When I first started riding I considered a new bike for safety reasons. When I requested a quote on a new Suzuki Gladius (a 650cc, mid sized, standard motorbike), I was quoted at about $3000, but most insurers just refused to offer coverage – this on a guy in his forties, married with auto and home insurance and a family. Had I been in England I could have quickly been insured with equivalent coverage AND road support and bike transport in a breakdown for about $950 Canadian in my first year of riding.
Considering the blocks to access on basic scooters and the insurance madness, Ontario isn’t maybe anti-motorcycle, it’s systemically anti-motorcycle.
|Inside Motorcycles had a good article on the benefits of integrating motorcycles and scooters into a coherent traffic plan. It would be nice if Ontario followed the research and encouraged more people onto two wheels.|
My buddy in Japan got back to me – he pays $161 a year in motorcycle insurance… in Japan, one of the most expensive places to live in the world!
Just to torture myself I got a quote from Progressive as if I lived in Harrisburg, Pennsylvania – my stats, my bike. The cost for basic insurance was $75 a year. To get Ontario equivalent insurance it went up to $226 a year.
Are you feeling the love yet?
Think it’s expensive to live in the U.K.? Not if you’re insuring a motorbike.

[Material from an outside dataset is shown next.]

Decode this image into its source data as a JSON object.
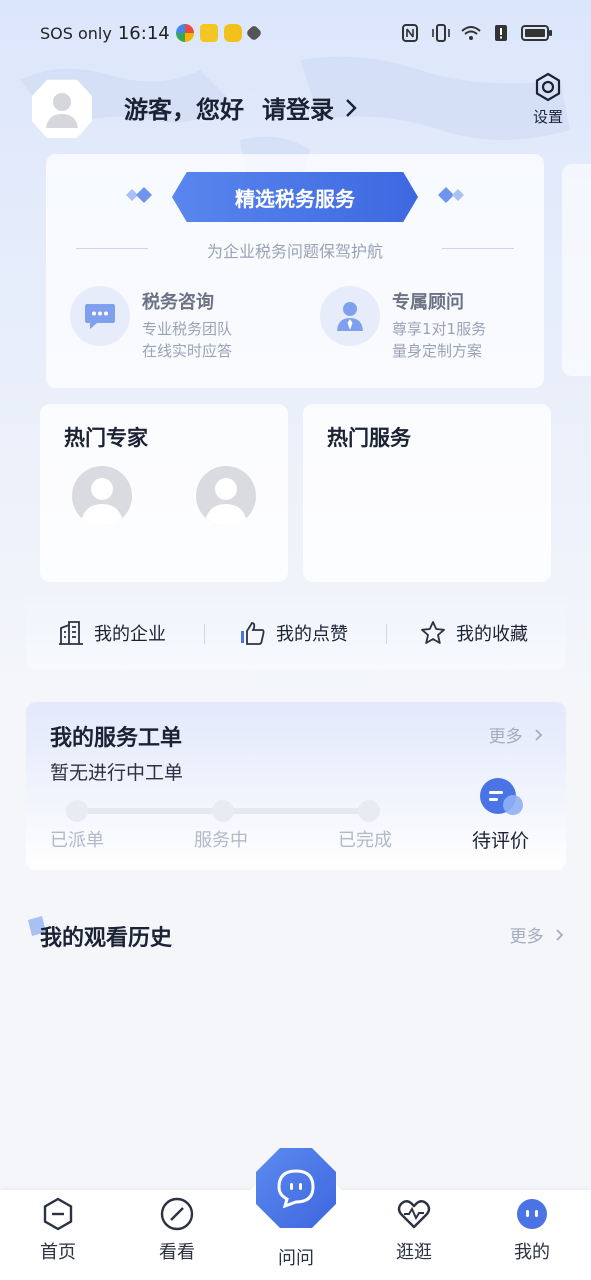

MCN’s site has a listing of new motorbike insurance costs (on the right). A new Gladius in Ontario will cost you well north of three grand to insure new if you’re a new rider and assuming you can find someone to insure you at all. The quote on the right is full insurance with more bells and whistles than the Ontario minimum including road side assistance and bike return in case of a breakdown.
“Drivers above the age of 25 with a good driving record usually qualify for good prices. Combine those factors with liability only coverage and a touring bike and you are looking at $200 to $500 a year” – Ha! Not in Ontario
“You can reduce your rate further by purchasing motorcycle insurance through your auto insurance carrier, owning a home, having good credit, and taking a motorcycle safety course.” – I have all those things (auto, house, good record, good credit, a safety course) and my auto insurer wouldn’t touch me. They said to come back after I’d been riding for a few years.